Lourdes…With the annual World Day of the Sick, the Church intends to carry out a far-reaching operation, raising the ecclesial community's awareness to the importance of pastoral service in the vast world of health care. This service is an integral part of the Church's role since it is engraved in Christ's saving mission itself.
In the mystery of his Passion, death and Resurrection, human suffering takes on meaning and the fullness of light. In his Apostolic Letter Salvifici doloris, the Servant of God John Paul II offers enlightening words in this regard. "Human suffering, has reached its culmination in the Passion of Christ", he wrote. "And at the same time it has entered into a completely new dimension and a new order: it has been linked to love... to that love which creates good, also drawing it out from evil by means of suffering, just as the supreme good of the Redemption of the world was drawn from the Cross of Christ, and from that Cross constantly takes its beginning. The Cross of Christ has become a source from which flow rivers of living water" (n. 18).
At the Last Supper, before returning to the Father, the Lord Jesus knelt to wash the Apostles' feet, anticipating the supreme act of love on the Cross. With this act he invited his disciples to enter into the same logic of love that is given especially to the lowliest and to the needy (cf. Jn 13: 12-17). Following his example, every Christian is called to relive, in different and ever new contexts, the Parable of the Good Samaritan …At the end of the parable, Jesus said: "Go and do likewise" (Lk 10: 37).
With these words he is also addressing us. Jesus exhorts us to bend over the physical and mental wounds of so many of our brothers and sisters whom we meet on the highways of the world. He helps us to understand that with God's grace, accepted and lived out in our daily life, the experience of sickness and suffering can become a school of hope.
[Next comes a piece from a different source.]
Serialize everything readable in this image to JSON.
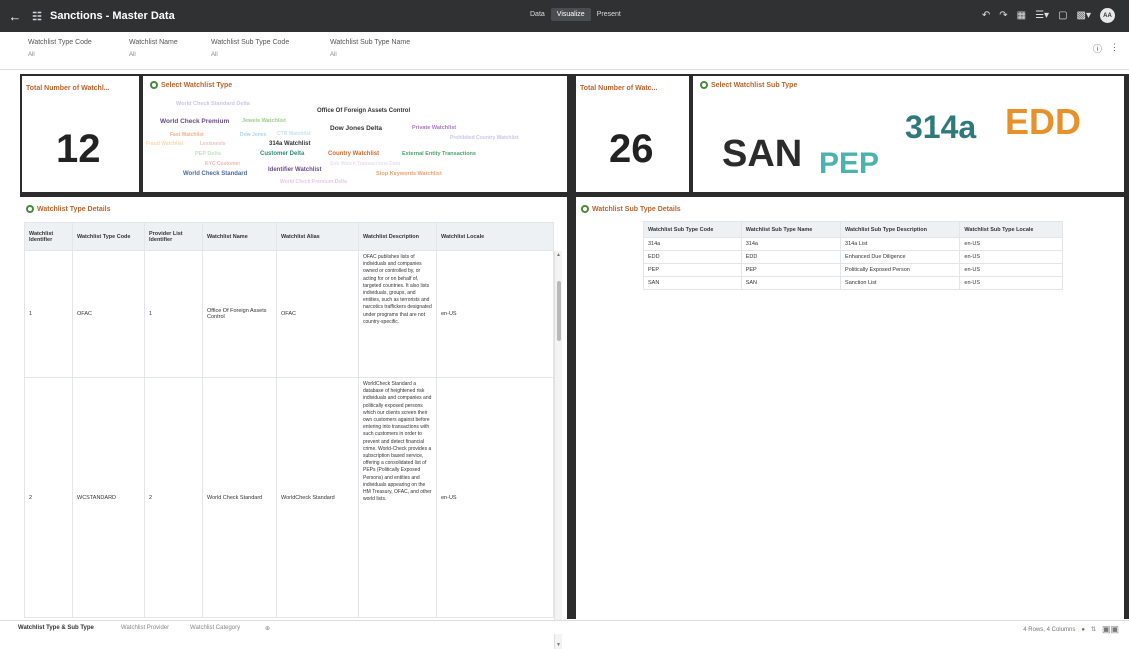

In truth, as I said in the Encyclical Spe salvi, "It is not by sidestepping or fleeing from suffering that we are healed, but rather by our capacity for accepting it, maturing through it and finding meaning through union with Christ, who suffered with infinite love" (n. 37).
The Second Ecumenical Vatican Council had already recalled the Church's important task of caring for human suffering. In the Dogmatic Constitution Lumen gentium we read that "Christ was sent by the Father "to bring good news to the poor... to heal the contrite of heart' (Lk 4: 18), "to seek and to save what was lost' (Lk 19: 10).... Similarly, the Church encompasses with her love all those who are afflicted by human misery and she recognizes in those who are poor and who suffer, the image of her poor and suffering Founder. She does all in her power to relieve their need and in them she strives to serve Christ" (n. 8)…
I would like here to take up the Message to the Poor, the Sick, and the Suffering which the Council Fathers addressed to the world at the end of the Second Ecumenical Vatican Council: "All of you who feel heavily the weight of the Cross" they said, "you who weep... you the unknown victims of suffering, take courage. You are the preferred children of the
God, the Kingdom of hope, happiness, and life. You are the brothers of the suffering Christ, and with him, if you wish, you are saving the world" (The Documents of Vatican II, Walter M. Abbott, sj)…
Lastly, I address you, dear sick people and I ask you to pray and to offer your suffering up for priests, so that they may continue to be faithful to their vocation and that their ministry may be rich in spiritual fruits for the benefit of the whole Church.
With these sentiments, I implore, for the sick, as well as for all who nurse them, the maternal protection of Mary Salus Infirmorum, and I wholeheartedly impart the Apostolic Blessing to all.
BENEDICTUS PP. XVI